- Opening Delimiter -

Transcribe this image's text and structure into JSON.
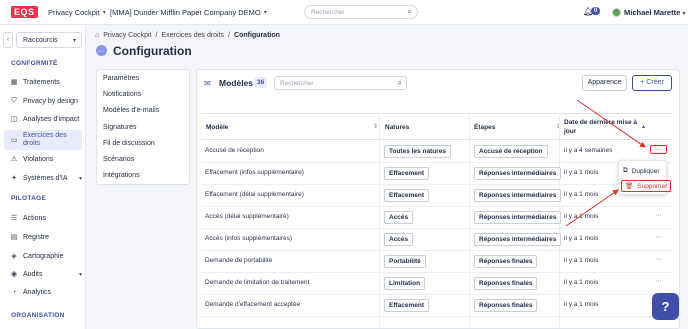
{
  "topbar": {
    "logo": "EQS",
    "product": "Privacy Cockpit",
    "company": "[MMA] Dunder Mifflin Paper Company DEMO",
    "search_placeholder": "Rechercher",
    "notifications": "0",
    "user": "Michael Marette"
  },
  "sidebar": {
    "shortcut": "Raccourcis",
    "sections": [
      {
        "title": "CONFORMITÉ"
      },
      {
        "title": "PILOTAGE"
      },
      {
        "title": "ORGANISATION"
      }
    ],
    "items": [
      {
        "label": "Traitements",
        "icon": "grid-icon"
      },
      {
        "label": "Privacy by design",
        "icon": "shield-icon"
      },
      {
        "label": "Analyses d'impact",
        "icon": "chart-icon"
      },
      {
        "label": "Exercices des droits",
        "icon": "chat-icon"
      },
      {
        "label": "Violations",
        "icon": "alert-icon"
      },
      {
        "label": "Systèmes d'IA",
        "icon": "ai-icon"
      },
      {
        "label": "Actions",
        "icon": "list-icon"
      },
      {
        "label": "Registre",
        "icon": "book-icon"
      },
      {
        "label": "Cartographie",
        "icon": "map-icon"
      },
      {
        "label": "Audits",
        "icon": "audit-icon"
      },
      {
        "label": "Analytics",
        "icon": "analytics-icon"
      }
    ]
  },
  "breadcrumb": {
    "items": [
      "Privacy Cockpit",
      "Exercices des droits",
      "Configuration"
    ]
  },
  "page_title": "Configuration",
  "settings_nav": [
    "Paramètres",
    "Notifications",
    "Modèles d'e-mails",
    "Signatures",
    "Fil de discussion",
    "Scénarios",
    "Intégrations"
  ],
  "models": {
    "title": "Modèles",
    "count": "36",
    "search_placeholder": "Rechercher",
    "btn_appearance": "Apparence",
    "btn_create": "Créer",
    "columns": {
      "model": "Modèle",
      "natures": "Natures",
      "steps": "Étapes",
      "date": "Date de dernière mise à jour"
    },
    "rows": [
      {
        "model": "Accusé de réception",
        "nature": "Toutes les natures",
        "step": "Accusé de réception",
        "date": "il y a 4 semaines"
      },
      {
        "model": "Effacement (infos supplémentaire)",
        "nature": "Effacement",
        "step": "Réponses intermédiaires",
        "date": "il y a 1 mois"
      },
      {
        "model": "Effacement (délai supplémentaire)",
        "nature": "Effacement",
        "step": "Réponses intermédiaires",
        "date": "il y a 1 mois"
      },
      {
        "model": "Accès (délai supplémentaire)",
        "nature": "Accès",
        "step": "Réponses intermédiaires",
        "date": "il y a 1 mois"
      },
      {
        "model": "Accès (infos supplémentaires)",
        "nature": "Accès",
        "step": "Réponses intermédiaires",
        "date": "il y a 1 mois"
      },
      {
        "model": "Demande de portabilité",
        "nature": "Portabilité",
        "step": "Réponses finales",
        "date": "il y a 1 mois"
      },
      {
        "model": "Demande de limitation de traitement",
        "nature": "Limitation",
        "step": "Réponses finales",
        "date": "il y a 1 mois"
      },
      {
        "model": "Demande d'effacement acceptée",
        "nature": "Effacement",
        "step": "Réponses finales",
        "date": "il y a 1 mois"
      }
    ],
    "menu": {
      "duplicate": "Dupliquer",
      "delete": "Supprimer"
    }
  }
}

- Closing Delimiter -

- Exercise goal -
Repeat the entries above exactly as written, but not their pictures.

- Task answer -
Transcribe this image's text and structure into JSON.
{
  "topbar": {
    "logo": "EQS",
    "product": "Privacy Cockpit",
    "company": "[MMA] Dunder Mifflin Paper Company DEMO",
    "search_placeholder": "Rechercher",
    "notifications": "0",
    "user": "Michael Marette"
  },
  "sidebar": {
    "shortcut": "Raccourcis",
    "sections": [
      {
        "title": "CONFORMITÉ"
      },
      {
        "title": "PILOTAGE"
      },
      {
        "title": "ORGANISATION"
      }
    ],
    "items": [
      {
        "label": "Traitements",
        "icon": "grid-icon"
      },
      {
        "label": "Privacy by design",
        "icon": "shield-icon"
      },
      {
        "label": "Analyses d'impact",
        "icon": "chart-icon"
      },
      {
        "label": "Exercices des droits",
        "icon": "chat-icon"
      },
      {
        "label": "Violations",
        "icon": "alert-icon"
      },
      {
        "label": "Systèmes d'IA",
        "icon": "ai-icon"
      },
      {
        "label": "Actions",
        "icon": "list-icon"
      },
      {
        "label": "Registre",
        "icon": "book-icon"
      },
      {
        "label": "Cartographie",
        "icon": "map-icon"
      },
      {
        "label": "Audits",
        "icon": "audit-icon"
      },
      {
        "label": "Analytics",
        "icon": "analytics-icon"
      }
    ]
  },
  "breadcrumb": {
    "items": [
      "Privacy Cockpit",
      "Exercices des droits",
      "Configuration"
    ]
  },
  "page_title": "Configuration",
  "settings_nav": [
    "Paramètres",
    "Notifications",
    "Modèles d'e-mails",
    "Signatures",
    "Fil de discussion",
    "Scénarios",
    "Intégrations"
  ],
  "models": {
    "title": "Modèles",
    "count": "36",
    "search_placeholder": "Rechercher",
    "btn_appearance": "Apparence",
    "btn_create": "Créer",
    "columns": {
      "model": "Modèle",
      "natures": "Natures",
      "steps": "Étapes",
      "date": "Date de dernière mise à jour"
    },
    "rows": [
      {
        "model": "Accusé de réception",
        "nature": "Toutes les natures",
        "step": "Accusé de réception",
        "date": "il y a 4 semaines"
      },
      {
        "model": "Effacement (infos supplémentaire)",
        "nature": "Effacement",
        "step": "Réponses intermédiaires",
        "date": "il y a 1 mois"
      },
      {
        "model": "Effacement (délai supplémentaire)",
        "nature": "Effacement",
        "step": "Réponses intermédiaires",
        "date": "il y a 1 mois"
      },
      {
        "model": "Accès (délai supplémentaire)",
        "nature": "Accès",
        "step": "Réponses intermédiaires",
        "date": "il y a 1 mois"
      },
      {
        "model": "Accès (infos supplémentaires)",
        "nature": "Accès",
        "step": "Réponses intermédiaires",
        "date": "il y a 1 mois"
      },
      {
        "model": "Demande de portabilité",
        "nature": "Portabilité",
        "step": "Réponses finales",
        "date": "il y a 1 mois"
      },
      {
        "model": "Demande de limitation de traitement",
        "nature": "Limitation",
        "step": "Réponses finales",
        "date": "il y a 1 mois"
      },
      {
        "model": "Demande d'effacement acceptée",
        "nature": "Effacement",
        "step": "Réponses finales",
        "date": "il y a 1 mois"
      }
    ],
    "menu": {
      "duplicate": "Dupliquer",
      "delete": "Supprimer"
    }
  }
}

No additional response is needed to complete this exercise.